■ How to complete this task:
Copy out, from the entries below, each line holding the string "冷凝水泵".

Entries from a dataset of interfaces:
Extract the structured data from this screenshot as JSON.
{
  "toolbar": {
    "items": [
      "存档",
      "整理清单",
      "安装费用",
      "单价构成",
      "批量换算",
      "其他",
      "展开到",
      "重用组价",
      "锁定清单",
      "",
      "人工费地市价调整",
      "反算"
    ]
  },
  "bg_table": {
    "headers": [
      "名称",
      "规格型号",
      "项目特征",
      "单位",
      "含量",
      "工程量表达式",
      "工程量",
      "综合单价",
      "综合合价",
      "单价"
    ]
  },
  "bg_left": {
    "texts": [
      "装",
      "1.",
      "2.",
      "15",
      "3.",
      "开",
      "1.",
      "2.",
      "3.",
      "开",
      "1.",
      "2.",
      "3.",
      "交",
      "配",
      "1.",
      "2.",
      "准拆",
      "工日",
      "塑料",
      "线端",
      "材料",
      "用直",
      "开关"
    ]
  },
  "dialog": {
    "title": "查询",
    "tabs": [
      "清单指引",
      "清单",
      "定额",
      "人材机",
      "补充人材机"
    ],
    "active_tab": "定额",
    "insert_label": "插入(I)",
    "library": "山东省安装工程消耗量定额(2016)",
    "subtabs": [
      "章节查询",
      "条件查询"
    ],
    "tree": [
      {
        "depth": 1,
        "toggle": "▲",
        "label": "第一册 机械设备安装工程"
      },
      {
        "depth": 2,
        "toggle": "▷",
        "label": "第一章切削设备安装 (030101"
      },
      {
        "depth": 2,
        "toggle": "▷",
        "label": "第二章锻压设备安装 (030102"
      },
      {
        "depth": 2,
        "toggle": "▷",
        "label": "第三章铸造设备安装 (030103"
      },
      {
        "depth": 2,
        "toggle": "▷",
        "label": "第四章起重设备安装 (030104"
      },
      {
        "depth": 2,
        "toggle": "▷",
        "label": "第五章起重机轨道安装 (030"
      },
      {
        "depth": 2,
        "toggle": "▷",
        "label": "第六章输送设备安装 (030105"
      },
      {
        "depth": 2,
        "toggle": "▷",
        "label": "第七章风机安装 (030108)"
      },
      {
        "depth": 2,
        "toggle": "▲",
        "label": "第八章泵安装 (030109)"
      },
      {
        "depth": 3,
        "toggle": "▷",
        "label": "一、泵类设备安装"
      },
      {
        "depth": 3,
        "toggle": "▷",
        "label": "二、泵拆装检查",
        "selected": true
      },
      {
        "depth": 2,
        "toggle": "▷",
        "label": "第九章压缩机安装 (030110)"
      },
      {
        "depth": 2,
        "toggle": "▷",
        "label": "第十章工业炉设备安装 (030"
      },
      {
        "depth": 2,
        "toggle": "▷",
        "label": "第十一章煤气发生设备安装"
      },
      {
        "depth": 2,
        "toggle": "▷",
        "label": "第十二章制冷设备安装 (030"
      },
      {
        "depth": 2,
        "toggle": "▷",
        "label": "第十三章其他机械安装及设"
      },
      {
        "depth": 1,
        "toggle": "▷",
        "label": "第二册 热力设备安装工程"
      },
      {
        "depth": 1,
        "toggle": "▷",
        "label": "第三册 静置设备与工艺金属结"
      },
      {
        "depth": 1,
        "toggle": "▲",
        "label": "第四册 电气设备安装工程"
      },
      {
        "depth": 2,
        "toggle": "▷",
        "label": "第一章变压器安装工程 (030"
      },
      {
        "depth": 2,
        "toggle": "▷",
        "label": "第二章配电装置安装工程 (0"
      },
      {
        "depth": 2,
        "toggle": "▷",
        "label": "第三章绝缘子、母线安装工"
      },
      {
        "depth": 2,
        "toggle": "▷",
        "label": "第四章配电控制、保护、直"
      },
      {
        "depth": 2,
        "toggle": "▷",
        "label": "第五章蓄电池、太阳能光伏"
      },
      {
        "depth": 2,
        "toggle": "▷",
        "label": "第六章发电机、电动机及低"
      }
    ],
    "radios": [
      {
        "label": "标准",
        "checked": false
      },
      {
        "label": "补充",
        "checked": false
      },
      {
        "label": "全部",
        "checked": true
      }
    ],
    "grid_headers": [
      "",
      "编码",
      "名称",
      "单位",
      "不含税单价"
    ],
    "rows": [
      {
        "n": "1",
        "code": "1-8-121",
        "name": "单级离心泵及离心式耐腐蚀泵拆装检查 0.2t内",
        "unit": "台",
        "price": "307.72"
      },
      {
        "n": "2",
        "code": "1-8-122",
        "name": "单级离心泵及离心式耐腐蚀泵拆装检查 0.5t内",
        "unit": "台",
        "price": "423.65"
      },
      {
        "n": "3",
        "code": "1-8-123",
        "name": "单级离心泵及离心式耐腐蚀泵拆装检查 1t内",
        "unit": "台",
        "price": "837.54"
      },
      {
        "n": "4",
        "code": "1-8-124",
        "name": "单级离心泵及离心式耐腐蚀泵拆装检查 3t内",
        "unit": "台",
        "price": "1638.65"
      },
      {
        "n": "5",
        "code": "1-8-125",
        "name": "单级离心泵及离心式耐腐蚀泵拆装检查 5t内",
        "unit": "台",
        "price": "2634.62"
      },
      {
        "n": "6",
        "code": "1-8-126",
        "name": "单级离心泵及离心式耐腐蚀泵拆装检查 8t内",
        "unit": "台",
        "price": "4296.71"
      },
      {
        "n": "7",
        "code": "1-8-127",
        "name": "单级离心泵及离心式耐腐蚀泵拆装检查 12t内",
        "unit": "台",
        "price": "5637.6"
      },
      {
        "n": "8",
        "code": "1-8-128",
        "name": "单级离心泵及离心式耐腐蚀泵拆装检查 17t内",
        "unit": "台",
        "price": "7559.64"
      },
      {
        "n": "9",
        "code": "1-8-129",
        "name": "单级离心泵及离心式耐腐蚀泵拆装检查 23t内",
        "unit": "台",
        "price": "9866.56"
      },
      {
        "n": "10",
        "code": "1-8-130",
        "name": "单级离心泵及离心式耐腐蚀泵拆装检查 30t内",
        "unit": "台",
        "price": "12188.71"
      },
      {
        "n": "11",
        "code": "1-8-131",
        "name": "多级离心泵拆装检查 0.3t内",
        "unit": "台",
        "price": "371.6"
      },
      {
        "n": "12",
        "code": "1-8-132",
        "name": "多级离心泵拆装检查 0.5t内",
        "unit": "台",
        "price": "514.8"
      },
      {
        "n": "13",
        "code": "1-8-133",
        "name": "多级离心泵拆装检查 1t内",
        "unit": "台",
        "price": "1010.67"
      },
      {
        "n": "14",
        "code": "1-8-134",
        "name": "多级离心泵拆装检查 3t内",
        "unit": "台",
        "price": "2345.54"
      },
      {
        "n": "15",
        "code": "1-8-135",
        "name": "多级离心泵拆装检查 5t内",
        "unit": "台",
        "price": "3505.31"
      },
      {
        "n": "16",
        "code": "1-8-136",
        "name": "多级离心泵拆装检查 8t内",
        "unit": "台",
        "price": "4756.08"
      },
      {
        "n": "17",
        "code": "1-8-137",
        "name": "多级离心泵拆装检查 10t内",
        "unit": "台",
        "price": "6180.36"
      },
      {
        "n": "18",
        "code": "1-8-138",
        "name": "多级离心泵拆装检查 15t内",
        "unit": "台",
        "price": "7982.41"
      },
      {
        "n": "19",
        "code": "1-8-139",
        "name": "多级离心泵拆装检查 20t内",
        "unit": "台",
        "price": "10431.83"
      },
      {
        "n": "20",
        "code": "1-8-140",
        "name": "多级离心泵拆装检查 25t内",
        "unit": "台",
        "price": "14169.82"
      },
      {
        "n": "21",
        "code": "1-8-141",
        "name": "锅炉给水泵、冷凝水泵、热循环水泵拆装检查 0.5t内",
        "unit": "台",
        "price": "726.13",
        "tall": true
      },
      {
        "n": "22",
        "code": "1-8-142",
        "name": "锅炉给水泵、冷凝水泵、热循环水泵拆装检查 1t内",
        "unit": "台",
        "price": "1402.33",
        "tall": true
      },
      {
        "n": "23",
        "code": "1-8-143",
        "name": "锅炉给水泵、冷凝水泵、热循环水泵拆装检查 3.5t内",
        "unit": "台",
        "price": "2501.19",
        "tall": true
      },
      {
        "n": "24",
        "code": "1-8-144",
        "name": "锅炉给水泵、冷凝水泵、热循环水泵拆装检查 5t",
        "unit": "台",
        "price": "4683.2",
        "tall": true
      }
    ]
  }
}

■ Solution to the exercise:
        "name": "锅炉给水泵、冷凝水泵、热循环水泵拆装检查 0.5t内",
        "name": "锅炉给水泵、冷凝水泵、热循环水泵拆装检查 1t内",
        "name": "锅炉给水泵、冷凝水泵、热循环水泵拆装检查 3.5t内",
        "name": "锅炉给水泵、冷凝水泵、热循环水泵拆装检查 5t",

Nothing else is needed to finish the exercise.